◆ **Your objective**
Go through the material below and copy each line exactly.

◆ **Records shown**
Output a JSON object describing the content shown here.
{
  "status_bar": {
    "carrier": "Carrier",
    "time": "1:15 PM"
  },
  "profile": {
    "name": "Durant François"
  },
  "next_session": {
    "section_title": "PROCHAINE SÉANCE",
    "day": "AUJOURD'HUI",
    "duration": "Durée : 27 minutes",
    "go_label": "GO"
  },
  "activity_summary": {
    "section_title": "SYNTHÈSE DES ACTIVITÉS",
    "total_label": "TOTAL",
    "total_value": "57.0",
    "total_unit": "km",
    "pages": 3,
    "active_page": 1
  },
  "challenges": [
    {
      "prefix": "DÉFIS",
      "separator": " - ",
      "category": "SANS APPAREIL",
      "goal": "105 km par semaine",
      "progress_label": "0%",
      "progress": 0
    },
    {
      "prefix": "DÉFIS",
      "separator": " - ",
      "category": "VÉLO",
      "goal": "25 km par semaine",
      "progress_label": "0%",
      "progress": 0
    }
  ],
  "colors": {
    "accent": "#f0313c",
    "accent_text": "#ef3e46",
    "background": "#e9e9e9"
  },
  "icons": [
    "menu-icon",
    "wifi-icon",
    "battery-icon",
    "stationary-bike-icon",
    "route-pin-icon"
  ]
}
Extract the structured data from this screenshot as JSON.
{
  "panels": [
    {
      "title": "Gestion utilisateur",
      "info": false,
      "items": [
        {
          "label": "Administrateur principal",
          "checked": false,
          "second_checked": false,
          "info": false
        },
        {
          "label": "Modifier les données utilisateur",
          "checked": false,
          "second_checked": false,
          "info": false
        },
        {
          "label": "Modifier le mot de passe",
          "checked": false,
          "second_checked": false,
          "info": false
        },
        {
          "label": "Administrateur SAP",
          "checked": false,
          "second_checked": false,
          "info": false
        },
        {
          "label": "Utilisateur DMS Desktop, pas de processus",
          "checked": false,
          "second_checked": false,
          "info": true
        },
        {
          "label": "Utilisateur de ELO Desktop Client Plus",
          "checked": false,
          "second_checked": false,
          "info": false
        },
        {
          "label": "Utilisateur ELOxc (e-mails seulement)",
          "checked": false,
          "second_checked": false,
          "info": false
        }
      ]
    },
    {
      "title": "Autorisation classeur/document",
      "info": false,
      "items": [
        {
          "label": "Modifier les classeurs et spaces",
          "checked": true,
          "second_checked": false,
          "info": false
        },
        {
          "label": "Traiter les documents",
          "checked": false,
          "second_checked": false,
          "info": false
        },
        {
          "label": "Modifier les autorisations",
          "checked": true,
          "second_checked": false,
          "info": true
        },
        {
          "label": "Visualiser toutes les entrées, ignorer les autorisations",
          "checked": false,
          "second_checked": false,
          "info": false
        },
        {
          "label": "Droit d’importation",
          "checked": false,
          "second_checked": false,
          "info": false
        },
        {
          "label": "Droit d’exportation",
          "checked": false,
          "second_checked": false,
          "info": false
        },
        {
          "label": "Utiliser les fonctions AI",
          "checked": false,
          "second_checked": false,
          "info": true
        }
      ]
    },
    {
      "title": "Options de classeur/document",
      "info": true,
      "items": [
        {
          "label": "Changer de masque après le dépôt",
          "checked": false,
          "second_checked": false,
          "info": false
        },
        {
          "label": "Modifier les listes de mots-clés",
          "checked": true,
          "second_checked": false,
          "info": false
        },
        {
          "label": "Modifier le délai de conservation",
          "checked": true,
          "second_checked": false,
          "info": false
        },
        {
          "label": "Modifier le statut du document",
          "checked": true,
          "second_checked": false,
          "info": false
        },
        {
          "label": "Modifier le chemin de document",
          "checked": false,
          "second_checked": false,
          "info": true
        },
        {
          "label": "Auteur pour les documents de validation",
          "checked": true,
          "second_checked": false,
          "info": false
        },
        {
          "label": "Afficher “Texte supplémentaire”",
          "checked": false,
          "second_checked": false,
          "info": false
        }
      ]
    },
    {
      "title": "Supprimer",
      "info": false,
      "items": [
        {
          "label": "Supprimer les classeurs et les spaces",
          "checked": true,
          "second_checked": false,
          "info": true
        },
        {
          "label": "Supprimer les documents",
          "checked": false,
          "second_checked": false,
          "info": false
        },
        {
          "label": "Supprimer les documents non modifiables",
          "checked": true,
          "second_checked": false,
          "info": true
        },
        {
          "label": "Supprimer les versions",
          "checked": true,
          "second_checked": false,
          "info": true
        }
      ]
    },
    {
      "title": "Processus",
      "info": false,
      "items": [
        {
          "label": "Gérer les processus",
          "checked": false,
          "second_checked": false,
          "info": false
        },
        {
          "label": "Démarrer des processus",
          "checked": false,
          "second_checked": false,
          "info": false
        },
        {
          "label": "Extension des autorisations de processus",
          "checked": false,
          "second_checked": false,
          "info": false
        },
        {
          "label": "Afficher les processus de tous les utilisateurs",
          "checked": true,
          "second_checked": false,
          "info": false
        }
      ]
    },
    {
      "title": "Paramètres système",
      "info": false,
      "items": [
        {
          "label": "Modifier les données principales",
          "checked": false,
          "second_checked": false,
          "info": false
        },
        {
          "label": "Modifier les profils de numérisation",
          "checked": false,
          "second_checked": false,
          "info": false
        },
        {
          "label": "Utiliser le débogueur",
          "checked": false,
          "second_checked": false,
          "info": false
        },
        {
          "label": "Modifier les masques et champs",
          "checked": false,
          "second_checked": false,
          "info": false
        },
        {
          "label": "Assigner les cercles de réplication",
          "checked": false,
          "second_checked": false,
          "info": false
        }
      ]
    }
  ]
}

◆ **Solution for this problem**
Output a JSON object describing the content shown here.
{
  "status_bar": {
    "carrier": "Carrier",
    "time": "1:15 PM"
  },
  "profile": {
    "name": "Durant François"
  },
  "next_session": {
    "section_title": "PROCHAINE SÉANCE",
    "day": "AUJOURD'HUI",
    "duration": "Durée : 27 minutes",
    "go_label": "GO"
  },
  "activity_summary": {
    "section_title": "SYNTHÈSE DES ACTIVITÉS",
    "total_label": "TOTAL",
    "total_value": "57.0",
    "total_unit": "km",
    "pages": 3,
    "active_page": 1
  },
  "challenges": [
    {
      "prefix": "DÉFIS",
      "separator": " - ",
      "category": "SANS APPAREIL",
      "goal": "105 km par semaine",
      "progress_label": "0%",
      "progress": 0
    },
    {
      "prefix": "DÉFIS",
      "separator": " - ",
      "category": "VÉLO",
      "goal": "25 km par semaine",
      "progress_label": "0%",
      "progress": 0
    }
  ],
  "colors": {
    "accent": "#f0313c",
    "accent_text": "#ef3e46",
    "background": "#e9e9e9"
  },
  "icons": [
    "menu-icon",
    "wifi-icon",
    "battery-icon",
    "stationary-bike-icon",
    "route-pin-icon"
  ]
}
Extract the structured data from this screenshot as JSON.
{
  "panels": [
    {
      "title": "Gestion utilisateur",
      "info": false,
      "items": [
        {
          "label": "Administrateur principal",
          "checked": false,
          "second_checked": false,
          "info": false
        },
        {
          "label": "Modifier les données utilisateur",
          "checked": false,
          "second_checked": false,
          "info": false
        },
        {
          "label": "Modifier le mot de passe",
          "checked": false,
          "second_checked": false,
          "info": false
        },
        {
          "label": "Administrateur SAP",
          "checked": false,
          "second_checked": false,
          "info": false
        },
        {
          "label": "Utilisateur DMS Desktop, pas de processus",
          "checked": false,
          "second_checked": false,
          "info": true
        },
        {
          "label": "Utilisateur de ELO Desktop Client Plus",
          "checked": false,
          "second_checked": false,
          "info": false
        },
        {
          "label": "Utilisateur ELOxc (e-mails seulement)",
          "checked": false,
          "second_checked": false,
          "info": false
        }
      ]
    },
    {
      "title": "Autorisation classeur/document",
      "info": false,
      "items": [
        {
          "label": "Modifier les classeurs et spaces",
          "checked": true,
          "second_checked": false,
          "info": false
        },
        {
          "label": "Traiter les documents",
          "checked": false,
          "second_checked": false,
          "info": false
        },
        {
          "label": "Modifier les autorisations",
          "checked": true,
          "second_checked": false,
          "info": true
        },
        {
          "label": "Visualiser toutes les entrées, ignorer les autorisations",
          "checked": false,
          "second_checked": false,
          "info": false
        },
        {
          "label": "Droit d’importation",
          "checked": false,
          "second_checked": false,
          "info": false
        },
        {
          "label": "Droit d’exportation",
          "checked": false,
          "second_checked": false,
          "info": false
        },
        {
          "label": "Utiliser les fonctions AI",
          "checked": false,
          "second_checked": false,
          "info": true
        }
      ]
    },
    {
      "title": "Options de classeur/document",
      "info": true,
      "items": [
        {
          "label": "Changer de masque après le dépôt",
          "checked": false,
          "second_checked": false,
          "info": false
        },
        {
          "label": "Modifier les listes de mots-clés",
          "checked": true,
          "second_checked": false,
          "info": false
        },
        {
          "label": "Modifier le délai de conservation",
          "checked": true,
          "second_checked": false,
          "info": false
        },
        {
          "label": "Modifier le statut du document",
          "checked": true,
          "second_checked": false,
          "info": false
        },
        {
          "label": "Modifier le chemin de document",
          "checked": false,
          "second_checked": false,
          "info": true
        },
        {
          "label": "Auteur pour les documents de validation",
          "checked": true,
          "second_checked": false,
          "info": false
        },
        {
          "label": "Afficher “Texte supplémentaire”",
          "checked": false,
          "second_checked": false,
          "info": false
        }
      ]
    },
    {
      "title": "Supprimer",
      "info": false,
      "items": [
        {
          "label": "Supprimer les classeurs et les spaces",
          "checked": true,
          "second_checked": false,
          "info": true
        },
        {
          "label": "Supprimer les documents",
          "checked": false,
          "second_checked": false,
          "info": false
        },
        {
          "label": "Supprimer les documents non modifiables",
          "checked": true,
          "second_checked": false,
          "info": true
        },
        {
          "label": "Supprimer les versions",
          "checked": true,
          "second_checked": false,
          "info": true
        }
      ]
    },
    {
      "title": "Processus",
      "info": false,
      "items": [
        {
          "label": "Gérer les processus",
          "checked": false,
          "second_checked": false,
          "info": false
        },
        {
          "label": "Démarrer des processus",
          "checked": false,
          "second_checked": false,
          "info": false
        },
        {
          "label": "Extension des autorisations de processus",
          "checked": false,
          "second_checked": false,
          "info": false
        },
        {
          "label": "Afficher les processus de tous les utilisateurs",
          "checked": true,
          "second_checked": false,
          "info": false
        }
      ]
    },
    {
      "title": "Paramètres système",
      "info": false,
      "items": [
        {
          "label": "Modifier les données principales",
          "checked": false,
          "second_checked": false,
          "info": false
        },
        {
          "label": "Modifier les profils de numérisation",
          "checked": false,
          "second_checked": false,
          "info": false
        },
        {
          "label": "Utiliser le débogueur",
          "checked": false,
          "second_checked": false,
          "info": false
        },
        {
          "label": "Modifier les masques et champs",
          "checked": false,
          "second_checked": false,
          "info": false
        },
        {
          "label": "Assigner les cercles de réplication",
          "checked": false,
          "second_checked": false,
          "info": false
        }
      ]
    }
  ]
}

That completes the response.